* Action item
Write the entries out again exactly; any picture among them gets left out.

* Data listing

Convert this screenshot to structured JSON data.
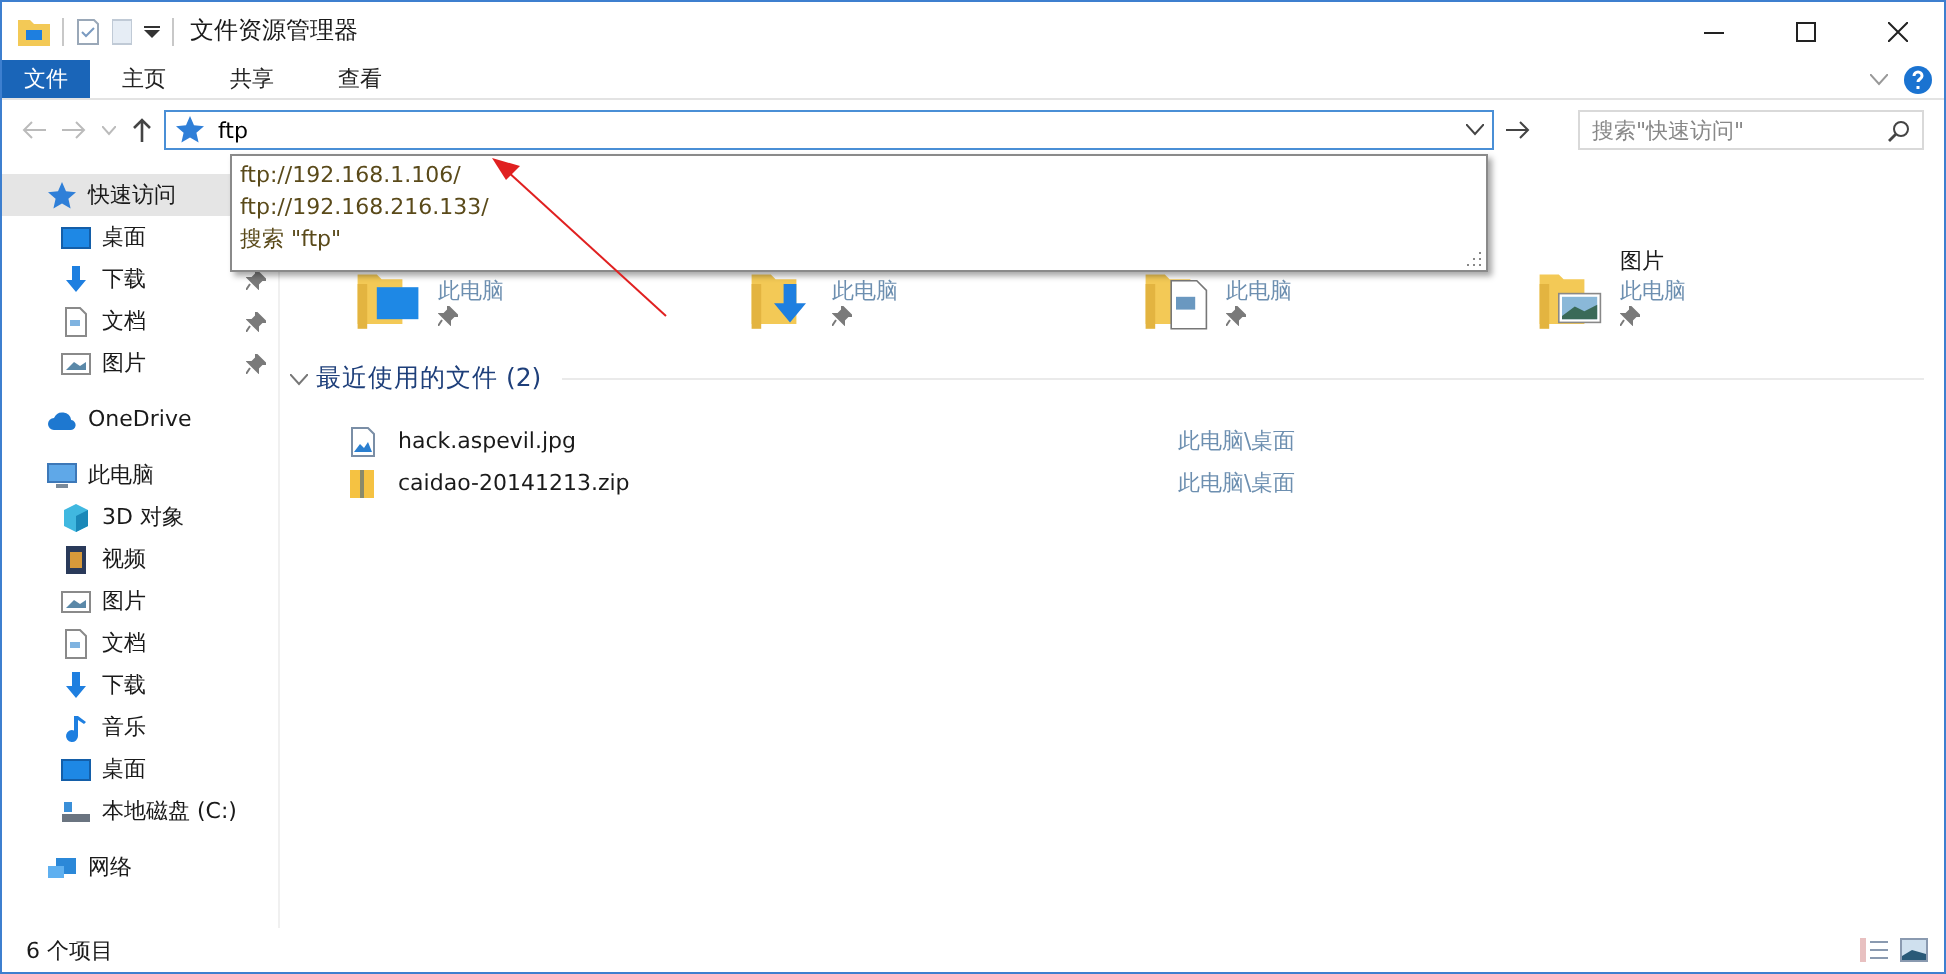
{
  "window": {
    "title": "文件资源管理器"
  },
  "ribbon_tabs": [
    {
      "label": "文件",
      "selected": true
    },
    {
      "label": "主页",
      "selected": false
    },
    {
      "label": "共享",
      "selected": false
    },
    {
      "label": "查看",
      "selected": false
    }
  ],
  "address_bar": {
    "value": "ftp",
    "suggestions": [
      "ftp://192.168.1.106/",
      "ftp://192.168.216.133/",
      "搜索 \"ftp\""
    ]
  },
  "search": {
    "placeholder": "搜索\"快速访问\""
  },
  "navigation": [
    {
      "kind": "star",
      "label": "快速访问",
      "selected": true,
      "children": [
        {
          "kind": "desktop",
          "label": "桌面",
          "selected": false,
          "pinned": false
        },
        {
          "kind": "download",
          "label": "下载",
          "selected": false,
          "pinned": true
        },
        {
          "kind": "document",
          "label": "文档",
          "selected": false,
          "pinned": true
        },
        {
          "kind": "picture",
          "label": "图片",
          "selected": false,
          "pinned": true
        }
      ]
    },
    {
      "kind": "cloud",
      "label": "OneDrive",
      "selected": false
    },
    {
      "kind": "computer",
      "label": "此电脑",
      "selected": false,
      "children": [
        {
          "kind": "cube",
          "label": "3D 对象",
          "selected": false
        },
        {
          "kind": "video",
          "label": "视频",
          "selected": false
        },
        {
          "kind": "picture",
          "label": "图片",
          "selected": false
        },
        {
          "kind": "document",
          "label": "文档",
          "selected": false
        },
        {
          "kind": "download",
          "label": "下载",
          "selected": false
        },
        {
          "kind": "music",
          "label": "音乐",
          "selected": false
        },
        {
          "kind": "desktop",
          "label": "桌面",
          "selected": false
        },
        {
          "kind": "drive",
          "label": "本地磁盘 (C:)",
          "selected": false
        }
      ]
    },
    {
      "kind": "network",
      "label": "网络",
      "selected": false
    }
  ],
  "folders": [
    {
      "kind": "desktop",
      "location": "此电脑",
      "pinned": true
    },
    {
      "kind": "download",
      "location": "此电脑",
      "pinned": true
    },
    {
      "kind": "document",
      "location": "此电脑",
      "pinned": true
    },
    {
      "kind": "picture",
      "name": "图片",
      "location": "此电脑",
      "pinned": true
    }
  ],
  "recent": {
    "title": "最近使用的文件 (2)",
    "expanded": true,
    "files": [
      {
        "kind": "image",
        "name": "hack.aspevil.jpg",
        "path": "此电脑\\桌面"
      },
      {
        "kind": "zip",
        "name": "caidao-20141213.zip",
        "path": "此电脑\\桌面"
      }
    ]
  },
  "status_bar": {
    "item_count": "6 个项目"
  }
}
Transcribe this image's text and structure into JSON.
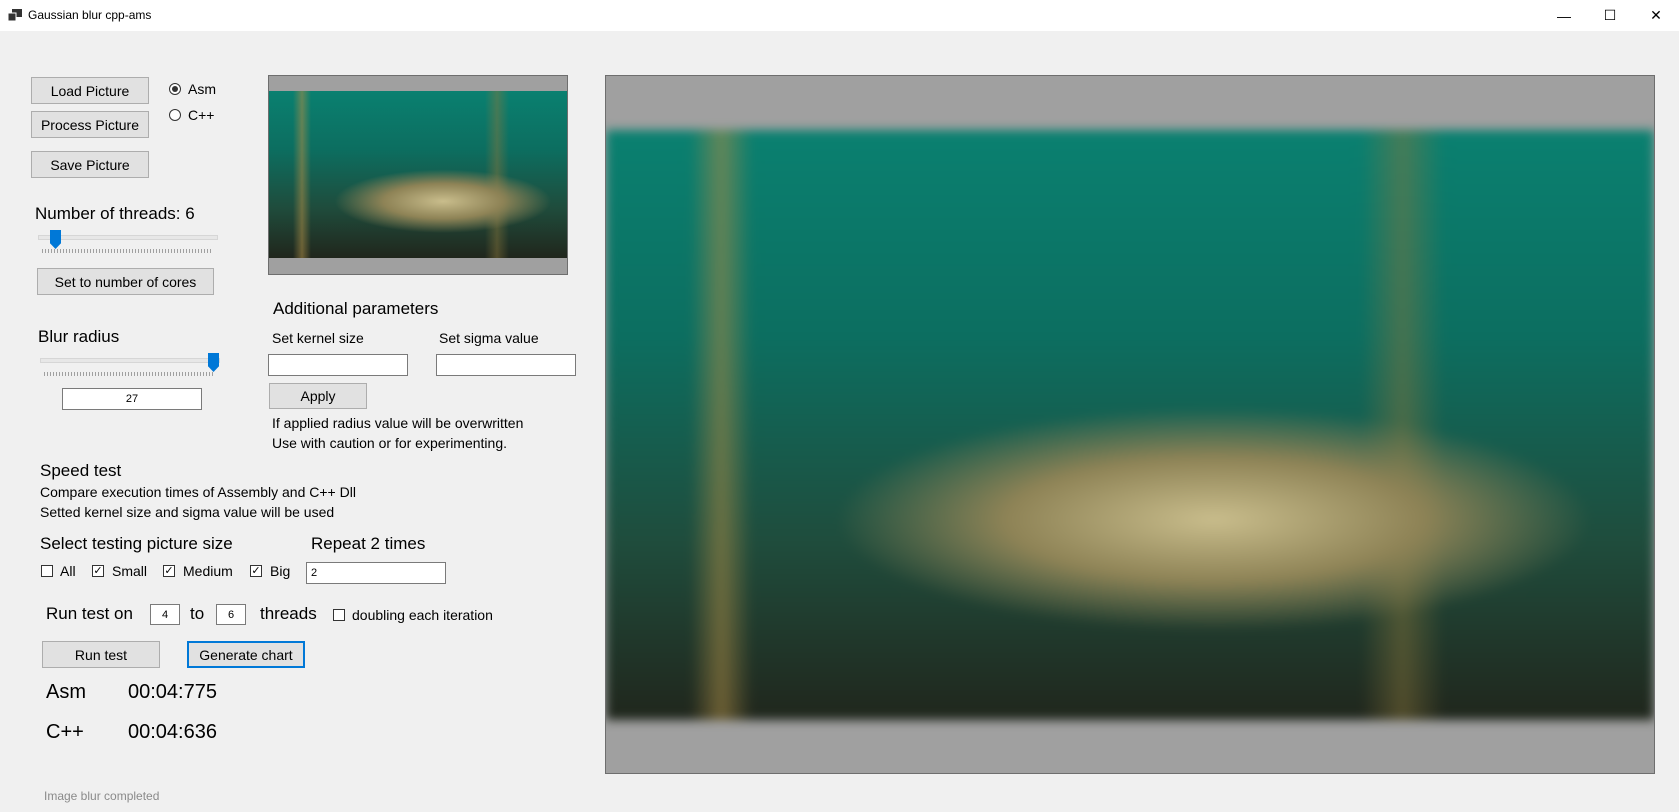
{
  "window": {
    "title": "Gaussian blur cpp-ams",
    "minimize_glyph": "—",
    "maximize_glyph": "☐",
    "close_glyph": "✕"
  },
  "buttons": {
    "load": "Load Picture",
    "process": "Process Picture",
    "save": "Save Picture",
    "set_cores": "Set to number of cores",
    "apply": "Apply",
    "run_test": "Run test",
    "generate_chart": "Generate chart"
  },
  "mode": {
    "asm_label": "Asm",
    "cpp_label": "C++",
    "selected": "Asm"
  },
  "threads": {
    "label": "Number of threads: 6",
    "value": 6,
    "min": 1,
    "max": 64
  },
  "blur": {
    "label": "Blur radius",
    "slider_fraction": 0.97,
    "value": "27"
  },
  "additional": {
    "title": "Additional parameters",
    "kernel_label": "Set kernel size",
    "kernel_value": "",
    "sigma_label": "Set sigma value",
    "sigma_value": "",
    "note_line1": "If applied radius value will be overwritten",
    "note_line2": "Use with caution or for experimenting."
  },
  "speed": {
    "title": "Speed test",
    "desc_line1": "Compare execution times of Assembly and C++ Dll",
    "desc_line2": "Setted kernel size and sigma value will be used",
    "size_label": "Select testing picture size",
    "repeat_label": "Repeat 2 times",
    "repeat_value": "2",
    "sizes": [
      {
        "label": "All",
        "checked": false
      },
      {
        "label": "Small",
        "checked": true
      },
      {
        "label": "Medium",
        "checked": true
      },
      {
        "label": "Big",
        "checked": true
      }
    ],
    "run_on_label": "Run test on",
    "from_value": "4",
    "to_label": "to",
    "to_value": "6",
    "threads_label": "threads",
    "doubling_label": "doubling each iteration",
    "doubling_checked": false
  },
  "results": {
    "asm_label": "Asm",
    "asm_time": "00:04:775",
    "cpp_label": "C++",
    "cpp_time": "00:04:636"
  },
  "status": "Image blur completed",
  "colors": {
    "accent": "#0078d7",
    "frame": "#a0a0a0",
    "status_text": "#8a8a8a"
  }
}
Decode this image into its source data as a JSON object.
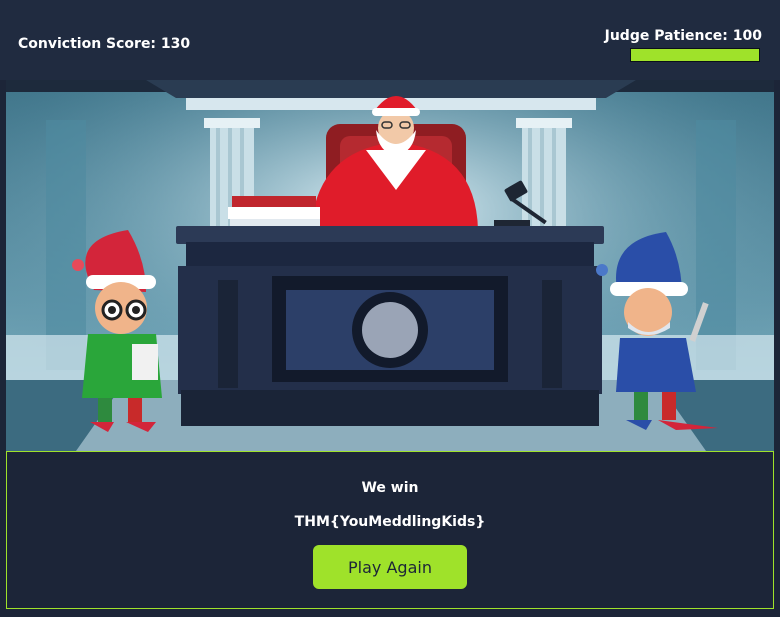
{
  "hud": {
    "score_label": "Conviction Score: 130",
    "patience_label": "Judge Patience: 100",
    "patience_value": 100,
    "patience_color": "#9fe22a"
  },
  "scene": {
    "characters": [
      "santa-judge",
      "red-hat-elf",
      "blue-hat-elf"
    ],
    "props": [
      "judge-bench",
      "gavel",
      "books",
      "courtroom-columns"
    ]
  },
  "result": {
    "title": "We win",
    "flag": "THM{YouMeddlingKids}",
    "play_again_label": "Play Again"
  },
  "colors": {
    "background": "#1c2538",
    "accent": "#9fe22a",
    "panel_border": "#9fe22a"
  }
}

* Task answer
Convert this screenshot to structured JSON data.
{
  "window": {
    "title": "文件资源管理器"
  },
  "ribbon_tabs": [
    {
      "label": "文件",
      "selected": true
    },
    {
      "label": "主页",
      "selected": false
    },
    {
      "label": "共享",
      "selected": false
    },
    {
      "label": "查看",
      "selected": false
    }
  ],
  "address_bar": {
    "value": "ftp",
    "suggestions": [
      "ftp://192.168.1.106/",
      "ftp://192.168.216.133/",
      "搜索 \"ftp\""
    ]
  },
  "search": {
    "placeholder": "搜索\"快速访问\""
  },
  "navigation": [
    {
      "kind": "star",
      "label": "快速访问",
      "selected": true,
      "children": [
        {
          "kind": "desktop",
          "label": "桌面",
          "selected": false,
          "pinned": false
        },
        {
          "kind": "download",
          "label": "下载",
          "selected": false,
          "pinned": true
        },
        {
          "kind": "document",
          "label": "文档",
          "selected": false,
          "pinned": true
        },
        {
          "kind": "picture",
          "label": "图片",
          "selected": false,
          "pinned": true
        }
      ]
    },
    {
      "kind": "cloud",
      "label": "OneDrive",
      "selected": false
    },
    {
      "kind": "computer",
      "label": "此电脑",
      "selected": false,
      "children": [
        {
          "kind": "cube",
          "label": "3D 对象",
          "selected": false
        },
        {
          "kind": "video",
          "label": "视频",
          "selected": false
        },
        {
          "kind": "picture",
          "label": "图片",
          "selected": false
        },
        {
          "kind": "document",
          "label": "文档",
          "selected": false
        },
        {
          "kind": "download",
          "label": "下载",
          "selected": false
        },
        {
          "kind": "music",
          "label": "音乐",
          "selected": false
        },
        {
          "kind": "desktop",
          "label": "桌面",
          "selected": false
        },
        {
          "kind": "drive",
          "label": "本地磁盘 (C:)",
          "selected": false
        }
      ]
    },
    {
      "kind": "network",
      "label": "网络",
      "selected": false
    }
  ],
  "folders": [
    {
      "kind": "desktop",
      "location": "此电脑",
      "pinned": true
    },
    {
      "kind": "download",
      "location": "此电脑",
      "pinned": true
    },
    {
      "kind": "document",
      "location": "此电脑",
      "pinned": true
    },
    {
      "kind": "picture",
      "name": "图片",
      "location": "此电脑",
      "pinned": true
    }
  ],
  "recent": {
    "title": "最近使用的文件 (2)",
    "expanded": true,
    "files": [
      {
        "kind": "image",
        "name": "hack.aspevil.jpg",
        "path": "此电脑\\桌面"
      },
      {
        "kind": "zip",
        "name": "caidao-20141213.zip",
        "path": "此电脑\\桌面"
      }
    ]
  },
  "status_bar": {
    "item_count": "6 个项目"
  }
}
Transcribe this image's text and structure into JSON.
{
  "window": {
    "title": "Gaussian blur cpp-ams",
    "minimize_glyph": "—",
    "maximize_glyph": "☐",
    "close_glyph": "✕"
  },
  "buttons": {
    "load": "Load Picture",
    "process": "Process Picture",
    "save": "Save Picture",
    "set_cores": "Set to number of cores",
    "apply": "Apply",
    "run_test": "Run test",
    "generate_chart": "Generate chart"
  },
  "mode": {
    "asm_label": "Asm",
    "cpp_label": "C++",
    "selected": "Asm"
  },
  "threads": {
    "label": "Number of threads: 6",
    "value": 6,
    "min": 1,
    "max": 64
  },
  "blur": {
    "label": "Blur radius",
    "slider_fraction": 0.97,
    "value": "27"
  },
  "additional": {
    "title": "Additional parameters",
    "kernel_label": "Set kernel size",
    "kernel_value": "",
    "sigma_label": "Set sigma value",
    "sigma_value": "",
    "note_line1": "If applied radius value will be overwritten",
    "note_line2": "Use with caution or for experimenting."
  },
  "speed": {
    "title": "Speed test",
    "desc_line1": "Compare execution times of Assembly and C++ Dll",
    "desc_line2": "Setted kernel size and sigma value will be used",
    "size_label": "Select testing picture size",
    "repeat_label": "Repeat 2 times",
    "repeat_value": "2",
    "sizes": [
      {
        "label": "All",
        "checked": false
      },
      {
        "label": "Small",
        "checked": true
      },
      {
        "label": "Medium",
        "checked": true
      },
      {
        "label": "Big",
        "checked": true
      }
    ],
    "run_on_label": "Run test on",
    "from_value": "4",
    "to_label": "to",
    "to_value": "6",
    "threads_label": "threads",
    "doubling_label": "doubling each iteration",
    "doubling_checked": false
  },
  "results": {
    "asm_label": "Asm",
    "asm_time": "00:04:775",
    "cpp_label": "C++",
    "cpp_time": "00:04:636"
  },
  "status": "Image blur completed",
  "colors": {
    "accent": "#0078d7",
    "frame": "#a0a0a0",
    "status_text": "#8a8a8a"
  }
}
Decode this image into its source data as a JSON object.
{
  "hud": {
    "score_label": "Conviction Score: 130",
    "patience_label": "Judge Patience: 100",
    "patience_value": 100,
    "patience_color": "#9fe22a"
  },
  "scene": {
    "characters": [
      "santa-judge",
      "red-hat-elf",
      "blue-hat-elf"
    ],
    "props": [
      "judge-bench",
      "gavel",
      "books",
      "courtroom-columns"
    ]
  },
  "result": {
    "title": "We win",
    "flag": "THM{YouMeddlingKids}",
    "play_again_label": "Play Again"
  },
  "colors": {
    "background": "#1c2538",
    "accent": "#9fe22a",
    "panel_border": "#9fe22a"
  }
}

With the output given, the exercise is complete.